3 – Content creator coaches
The difference between this type of coach and the solopreneur practitioner is that they are skipping the personal coaching part. Although many content creator-type coaches have started out with one-to-one coaching, it’s possible to dive straight in as a content creator and make that your core strategy.
A YouTube channel is probably where the main action will take place, complemented by a podcast. The objective here is to build an audience to sell products. We’re talking online courses, books, memberships, and events.
As a content creator you would need to be in this game for the long haul, showing up consistently with material that is valuable and useful. The investment may be higher over a more extended period of time, but the payoff could be much more significant as you make a name for yourself. After five years you could see your first $100k year, depending on your niche, your expertise and how much you invest.
Enough of the hypothetical. How much are coaches really making?
After gathering evidence and taking clues from real coaches as they built their businesses over the last 12 years, I present three case studies showing three very different coaches.
The income is estimated.
Timeframe: 10 years
Coach type: Content creator
Qualifications: Qualified and highly knowledgeable in their specialist area
Marketing: Monetised YouTube channel with half a million subscribers
Primary offering: Online courses
Website: Basic.

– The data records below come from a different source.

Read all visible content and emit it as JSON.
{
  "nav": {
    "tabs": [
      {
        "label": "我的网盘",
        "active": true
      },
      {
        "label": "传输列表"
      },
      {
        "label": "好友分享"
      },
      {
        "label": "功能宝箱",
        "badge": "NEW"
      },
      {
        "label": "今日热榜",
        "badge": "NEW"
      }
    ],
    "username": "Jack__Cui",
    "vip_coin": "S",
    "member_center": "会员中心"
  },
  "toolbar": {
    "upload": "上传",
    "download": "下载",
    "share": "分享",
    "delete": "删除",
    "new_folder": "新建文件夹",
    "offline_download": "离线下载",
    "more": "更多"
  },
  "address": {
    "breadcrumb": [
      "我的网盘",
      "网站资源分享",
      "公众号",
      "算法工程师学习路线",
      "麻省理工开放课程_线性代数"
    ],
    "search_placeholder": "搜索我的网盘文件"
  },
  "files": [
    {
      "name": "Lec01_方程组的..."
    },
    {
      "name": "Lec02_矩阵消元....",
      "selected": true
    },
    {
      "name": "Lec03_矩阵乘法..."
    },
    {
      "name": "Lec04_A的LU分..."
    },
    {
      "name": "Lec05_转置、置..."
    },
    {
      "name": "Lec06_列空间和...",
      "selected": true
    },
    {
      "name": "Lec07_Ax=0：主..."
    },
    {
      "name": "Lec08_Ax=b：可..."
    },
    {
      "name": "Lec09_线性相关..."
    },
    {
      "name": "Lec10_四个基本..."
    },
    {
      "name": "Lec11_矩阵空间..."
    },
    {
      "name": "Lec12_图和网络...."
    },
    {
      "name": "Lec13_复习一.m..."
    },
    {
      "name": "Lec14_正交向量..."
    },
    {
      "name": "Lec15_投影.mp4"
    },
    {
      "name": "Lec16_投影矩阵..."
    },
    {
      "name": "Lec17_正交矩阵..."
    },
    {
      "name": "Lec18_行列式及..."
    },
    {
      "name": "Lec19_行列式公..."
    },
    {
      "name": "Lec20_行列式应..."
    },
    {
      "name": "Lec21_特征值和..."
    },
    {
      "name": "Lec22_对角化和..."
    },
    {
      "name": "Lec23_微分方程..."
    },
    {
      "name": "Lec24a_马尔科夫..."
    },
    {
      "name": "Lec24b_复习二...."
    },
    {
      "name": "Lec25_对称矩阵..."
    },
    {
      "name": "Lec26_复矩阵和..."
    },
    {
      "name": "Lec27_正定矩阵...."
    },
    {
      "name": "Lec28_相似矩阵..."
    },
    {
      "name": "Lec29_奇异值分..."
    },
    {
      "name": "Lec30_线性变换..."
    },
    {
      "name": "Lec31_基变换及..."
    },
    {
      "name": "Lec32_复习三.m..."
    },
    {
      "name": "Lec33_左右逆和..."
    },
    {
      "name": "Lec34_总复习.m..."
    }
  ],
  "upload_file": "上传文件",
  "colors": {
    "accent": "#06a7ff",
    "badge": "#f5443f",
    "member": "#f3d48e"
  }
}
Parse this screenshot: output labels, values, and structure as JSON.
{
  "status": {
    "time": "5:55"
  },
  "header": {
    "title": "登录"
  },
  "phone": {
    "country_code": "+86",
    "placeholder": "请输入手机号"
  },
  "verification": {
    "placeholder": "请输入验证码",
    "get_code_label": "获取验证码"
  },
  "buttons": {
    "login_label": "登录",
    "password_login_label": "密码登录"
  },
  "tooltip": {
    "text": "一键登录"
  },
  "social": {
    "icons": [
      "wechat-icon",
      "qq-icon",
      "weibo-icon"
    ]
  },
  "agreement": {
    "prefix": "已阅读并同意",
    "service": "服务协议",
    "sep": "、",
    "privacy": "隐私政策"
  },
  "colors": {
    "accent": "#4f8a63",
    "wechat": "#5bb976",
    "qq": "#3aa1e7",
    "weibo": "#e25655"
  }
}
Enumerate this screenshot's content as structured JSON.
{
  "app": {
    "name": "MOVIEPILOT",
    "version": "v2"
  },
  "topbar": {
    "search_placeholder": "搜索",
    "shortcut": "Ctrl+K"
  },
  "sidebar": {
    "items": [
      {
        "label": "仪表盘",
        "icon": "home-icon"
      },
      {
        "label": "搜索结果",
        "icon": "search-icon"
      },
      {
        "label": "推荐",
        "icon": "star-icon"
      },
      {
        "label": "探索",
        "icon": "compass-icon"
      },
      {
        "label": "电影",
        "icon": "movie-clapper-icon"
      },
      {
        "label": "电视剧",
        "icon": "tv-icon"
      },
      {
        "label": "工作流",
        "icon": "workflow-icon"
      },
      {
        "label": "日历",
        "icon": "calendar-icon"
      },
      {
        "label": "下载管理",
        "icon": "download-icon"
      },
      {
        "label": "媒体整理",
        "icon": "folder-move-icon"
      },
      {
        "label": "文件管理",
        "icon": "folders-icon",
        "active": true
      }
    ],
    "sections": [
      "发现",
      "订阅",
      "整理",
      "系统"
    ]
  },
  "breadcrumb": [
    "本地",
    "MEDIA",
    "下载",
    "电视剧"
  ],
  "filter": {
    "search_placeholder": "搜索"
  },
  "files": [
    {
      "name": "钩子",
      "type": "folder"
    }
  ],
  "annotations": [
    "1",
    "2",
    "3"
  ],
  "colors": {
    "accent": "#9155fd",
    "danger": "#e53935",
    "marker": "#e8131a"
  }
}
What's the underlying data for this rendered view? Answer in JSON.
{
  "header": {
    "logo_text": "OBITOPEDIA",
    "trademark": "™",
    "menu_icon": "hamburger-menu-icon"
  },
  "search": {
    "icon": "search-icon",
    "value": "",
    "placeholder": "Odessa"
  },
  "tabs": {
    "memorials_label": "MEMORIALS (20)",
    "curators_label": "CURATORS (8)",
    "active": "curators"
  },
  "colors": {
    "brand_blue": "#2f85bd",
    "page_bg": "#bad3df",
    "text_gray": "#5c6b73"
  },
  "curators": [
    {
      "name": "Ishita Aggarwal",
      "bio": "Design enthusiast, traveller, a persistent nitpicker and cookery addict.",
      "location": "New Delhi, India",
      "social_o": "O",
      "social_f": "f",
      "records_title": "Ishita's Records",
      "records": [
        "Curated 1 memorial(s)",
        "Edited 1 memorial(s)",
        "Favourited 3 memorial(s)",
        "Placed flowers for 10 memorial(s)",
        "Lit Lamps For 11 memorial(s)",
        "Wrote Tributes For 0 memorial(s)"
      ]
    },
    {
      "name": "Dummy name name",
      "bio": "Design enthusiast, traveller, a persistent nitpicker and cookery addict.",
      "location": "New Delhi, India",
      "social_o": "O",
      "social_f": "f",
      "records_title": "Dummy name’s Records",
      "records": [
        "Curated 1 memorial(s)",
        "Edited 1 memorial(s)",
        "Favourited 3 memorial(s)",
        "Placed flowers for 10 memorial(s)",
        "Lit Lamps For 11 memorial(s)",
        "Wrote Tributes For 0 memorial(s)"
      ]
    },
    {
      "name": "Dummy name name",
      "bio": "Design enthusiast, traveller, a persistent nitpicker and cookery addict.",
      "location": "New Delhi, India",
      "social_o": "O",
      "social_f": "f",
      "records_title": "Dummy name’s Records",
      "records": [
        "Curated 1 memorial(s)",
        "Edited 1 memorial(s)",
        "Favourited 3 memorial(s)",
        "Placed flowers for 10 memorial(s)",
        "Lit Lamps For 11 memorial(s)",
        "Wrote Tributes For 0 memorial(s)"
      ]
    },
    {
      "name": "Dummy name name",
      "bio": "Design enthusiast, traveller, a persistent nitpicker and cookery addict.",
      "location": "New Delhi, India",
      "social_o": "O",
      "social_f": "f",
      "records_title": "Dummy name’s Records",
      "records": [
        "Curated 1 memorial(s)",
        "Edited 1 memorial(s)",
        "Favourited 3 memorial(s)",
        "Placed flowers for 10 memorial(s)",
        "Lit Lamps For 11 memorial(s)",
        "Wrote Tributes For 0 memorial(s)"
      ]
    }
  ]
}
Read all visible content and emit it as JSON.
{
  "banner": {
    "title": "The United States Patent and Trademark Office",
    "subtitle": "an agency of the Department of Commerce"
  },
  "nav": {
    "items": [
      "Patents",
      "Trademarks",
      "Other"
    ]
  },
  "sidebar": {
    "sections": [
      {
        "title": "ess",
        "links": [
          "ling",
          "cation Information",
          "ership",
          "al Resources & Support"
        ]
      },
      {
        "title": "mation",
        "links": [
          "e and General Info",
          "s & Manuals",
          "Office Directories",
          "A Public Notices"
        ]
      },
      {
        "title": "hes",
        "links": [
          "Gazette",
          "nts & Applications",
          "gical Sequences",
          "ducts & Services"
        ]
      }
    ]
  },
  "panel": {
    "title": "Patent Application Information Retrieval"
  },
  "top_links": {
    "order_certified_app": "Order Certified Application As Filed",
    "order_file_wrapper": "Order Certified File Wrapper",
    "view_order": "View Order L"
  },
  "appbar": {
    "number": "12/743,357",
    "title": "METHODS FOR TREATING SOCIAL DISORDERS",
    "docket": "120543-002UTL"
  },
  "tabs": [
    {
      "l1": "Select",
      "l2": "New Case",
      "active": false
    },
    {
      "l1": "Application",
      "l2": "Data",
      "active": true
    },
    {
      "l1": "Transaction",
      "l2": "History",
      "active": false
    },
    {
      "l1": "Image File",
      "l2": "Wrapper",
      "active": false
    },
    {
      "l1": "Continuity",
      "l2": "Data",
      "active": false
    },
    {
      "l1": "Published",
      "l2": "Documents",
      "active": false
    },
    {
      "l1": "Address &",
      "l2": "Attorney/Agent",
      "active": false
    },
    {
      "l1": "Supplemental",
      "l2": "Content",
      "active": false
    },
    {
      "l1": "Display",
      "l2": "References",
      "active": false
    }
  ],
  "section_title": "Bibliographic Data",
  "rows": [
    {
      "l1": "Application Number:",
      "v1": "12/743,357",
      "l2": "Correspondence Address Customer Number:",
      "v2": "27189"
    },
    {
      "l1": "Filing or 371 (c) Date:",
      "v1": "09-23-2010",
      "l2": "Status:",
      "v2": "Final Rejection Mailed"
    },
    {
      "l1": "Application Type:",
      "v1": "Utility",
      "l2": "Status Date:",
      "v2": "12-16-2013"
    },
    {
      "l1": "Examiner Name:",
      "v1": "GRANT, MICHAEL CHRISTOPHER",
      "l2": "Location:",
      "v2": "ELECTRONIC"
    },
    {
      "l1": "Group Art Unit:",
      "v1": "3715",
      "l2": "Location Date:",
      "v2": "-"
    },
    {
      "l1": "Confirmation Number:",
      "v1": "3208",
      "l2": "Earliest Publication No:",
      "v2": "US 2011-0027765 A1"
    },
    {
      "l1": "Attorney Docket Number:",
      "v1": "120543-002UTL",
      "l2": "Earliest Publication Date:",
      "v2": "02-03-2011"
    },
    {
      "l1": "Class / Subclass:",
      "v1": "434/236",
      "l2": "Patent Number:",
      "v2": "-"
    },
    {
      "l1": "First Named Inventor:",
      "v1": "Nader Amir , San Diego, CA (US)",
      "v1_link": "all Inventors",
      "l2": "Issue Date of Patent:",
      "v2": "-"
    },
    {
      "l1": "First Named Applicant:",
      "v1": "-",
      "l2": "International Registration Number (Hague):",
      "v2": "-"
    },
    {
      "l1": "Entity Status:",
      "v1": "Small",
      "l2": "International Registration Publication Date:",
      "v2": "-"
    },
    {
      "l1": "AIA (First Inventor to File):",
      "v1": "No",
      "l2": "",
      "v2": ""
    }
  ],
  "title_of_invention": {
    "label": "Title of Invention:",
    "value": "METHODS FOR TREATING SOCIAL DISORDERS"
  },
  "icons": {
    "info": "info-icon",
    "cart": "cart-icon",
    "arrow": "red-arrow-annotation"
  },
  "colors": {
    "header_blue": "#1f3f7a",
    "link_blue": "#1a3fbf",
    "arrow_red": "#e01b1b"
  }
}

Uses a software platform to sell and deliver courses
Estimated income: $120-130k plus an additional $10k from book sales
Estimated running costs: $20k
Timeframe: 8 years (3 of those years were side hustle)
Coach type: Solopreneur practitioner
Qualifications: Numerous coaching qualifications plus degree in psychology
Marketing: PR, appearing in lots of periodicals and on podcasts, plus SEO
Website: Top quality with high amount of organic traffic
Social media: Healthy instagram following with strong brand persona
Primary offering: 1:1 coaching
Also has 1 online course
Estimated annual income: $100-120k
Estimated running costs: $5-8k
Timeframe: 6 years (5 of those years as a side hustle)
Coach type: Solopreneur practitioner
Qualifications: Accredited ICF coach
Marketing: Networking, free workshops, organic social media
Primary offering: 1:1 coaching
No online coaching courses offered
Website: Basic with no organic traffic
Estimated income from coaching: $15-$20k per year
Supplements coaching with other contract work
Estimated running costs: less than $1k per year
Still want to be a life coach?
If you’re not put off by the amount of time it takes to build a coaching business, you’ve passed the first test! But maybe you are put off by the marketing?
As you can see from these three cases, those investing in marketing are the ones really bringing home the bacon. And from the countless coaches I have seen drop out within the first two years, none of them invested in marketing.
And by marketing I don’t mean posting on social media – plenty of them did that without realising that organic social media does not drive business growth.
Unfortunately, most coaches don’t know how to invest their time and money in order to make a success of their business. If you want to know how The Coach Space can help you do that, drop me a line.